The Mass celebrated by Pope Francis in Kinshasa on Wednesday, 1 February, was not the first he celebrated using the Zaire rite. The first time was on 1 December 2019 on the occasion of the 25th anniversary of the Congolese Catholic Chaplaincy in Rome. In reality, the Zaire rite is not truly a rite of its own but rather an adaptation of the Roman rite for the Dioceses of the Democratic Republic of the Congo. It was approved by the Congregation for the Divine cult and the Discipline of the Sacraments on 30 April 1988, when the country was still known as Zaire. The aim had been to incorporate Roman Liturgy into African culture because the bishops had realized that the faithful did not feel sufficiently involved. It was the fruit of a long process of inculturation of the liturgy that began with the Pontificates of Paul vi and John Paul ii.
The key differences between the Zaire rite and the ordinary Roman rite can be observed at the beginning of Mass and in the Liturgy of the Word. After the presentation of the offering, there are no substantial differences. One of the most evocative moments of the rite is the singing of the Gloria that can last up to 15 minutes, in which the entire community sings and dances, including the priest. Usually in the Democratic Republic of the Congo, the Gospel is recited in Lingala, one of the four languages that can be used in the Zaire rite. The other languages are Kikongo, Swahili and Tshiluba.
The need of the Church in Central Africa to use local music in the liturgy began to surface with greater intensity in the 1950s when entire Masses were celebrated using local instruments, languages, rhythms and melodies. This repertoire obtained official recognition with the great success of Missa Luba, composed in 1958 by the Belgian Franciscan Guido Haazen. In 1959 Catholic priest, Stephen B. G. Mbunga, composed a Baba Yetu Mass and in 1963 he published his doctorate thesis on “Church Law and Bantu music: Ecclesiastical Documents and Law on Sacred Music as Applied to Bantu Music”, in which he encouraged the use of African music in Catholic liturgy and outlined some rules that African composers could follow to create suitable music. These initiatives were part of a movement of general renewal and took place in a climate of decolonization. Those early experimental attempts to use local rhythms and melodies in the liturgy were officially recognized by the Church in 1963 with Sacrosanctum Concilium, one of the four Constitutions of Vatican Council ii. Adopted with 2,158 votes in favour and only 19 against, it was solemnly promulgated by Pope Paul vi on 4 December of the same year.
Tanzanian Cardinal Laurean Rugambwa, the first African to be created a Cardinal, (by John xxiii in 1960), was a fervent supporter of this new openness. During Vatican Council ii, he expressed his opinion on the new perspectives of sacred music, highlighting the importance of composing African music and calling for the creation of liturgical commissions made up of experts from all areas, with the mission of approving or rejecting certain compositions.
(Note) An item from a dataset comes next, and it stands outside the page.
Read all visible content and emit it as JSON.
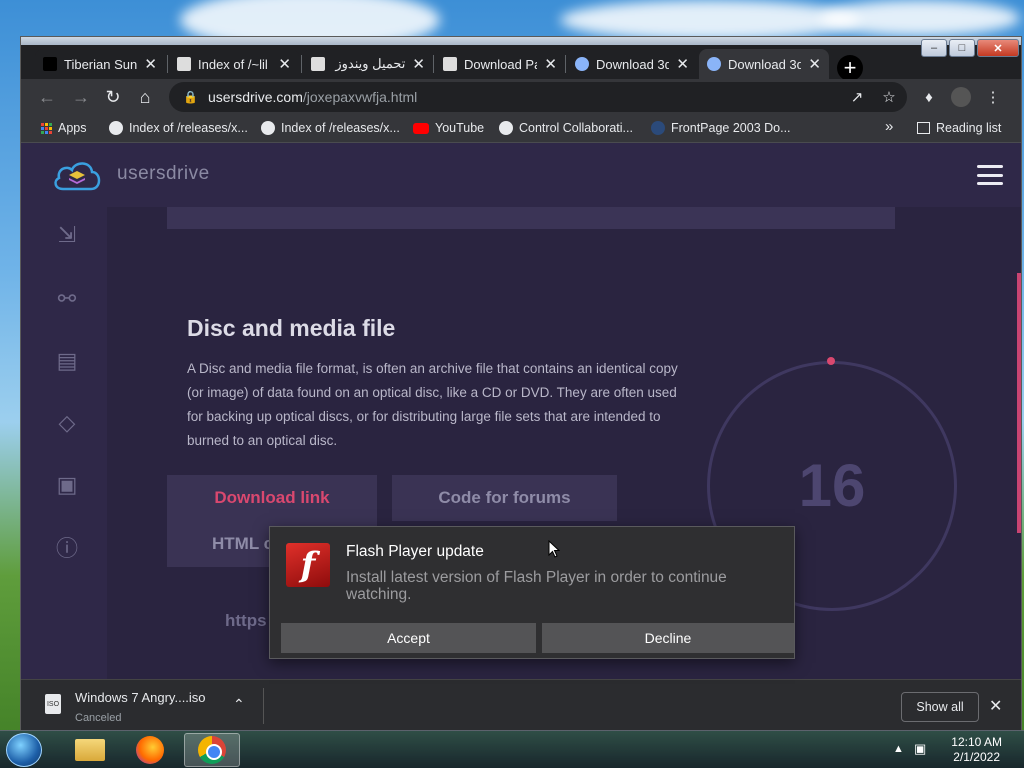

The case of the Zaire rite can be a further step towards new pathways and processes of liturgical discernment in which the various characteristics of each community, inserted within a culture with their own language and symbols, can be taken into consideration without changing the nature of the Roman Missal which guarantees continuity with the ancient and universal tradition of the Church. In his Apostolic Exhortation Evangelii Gaudium, the Pope speaks precisely of the opportunity of reaching various cultures in their own language. He urges us to overcome the rigidity that excludes and distances in order to reach a pastoral sensitivity that accompanies and integrates because “Christianity does not have simply one cultural expression”. (Silvina Pérez)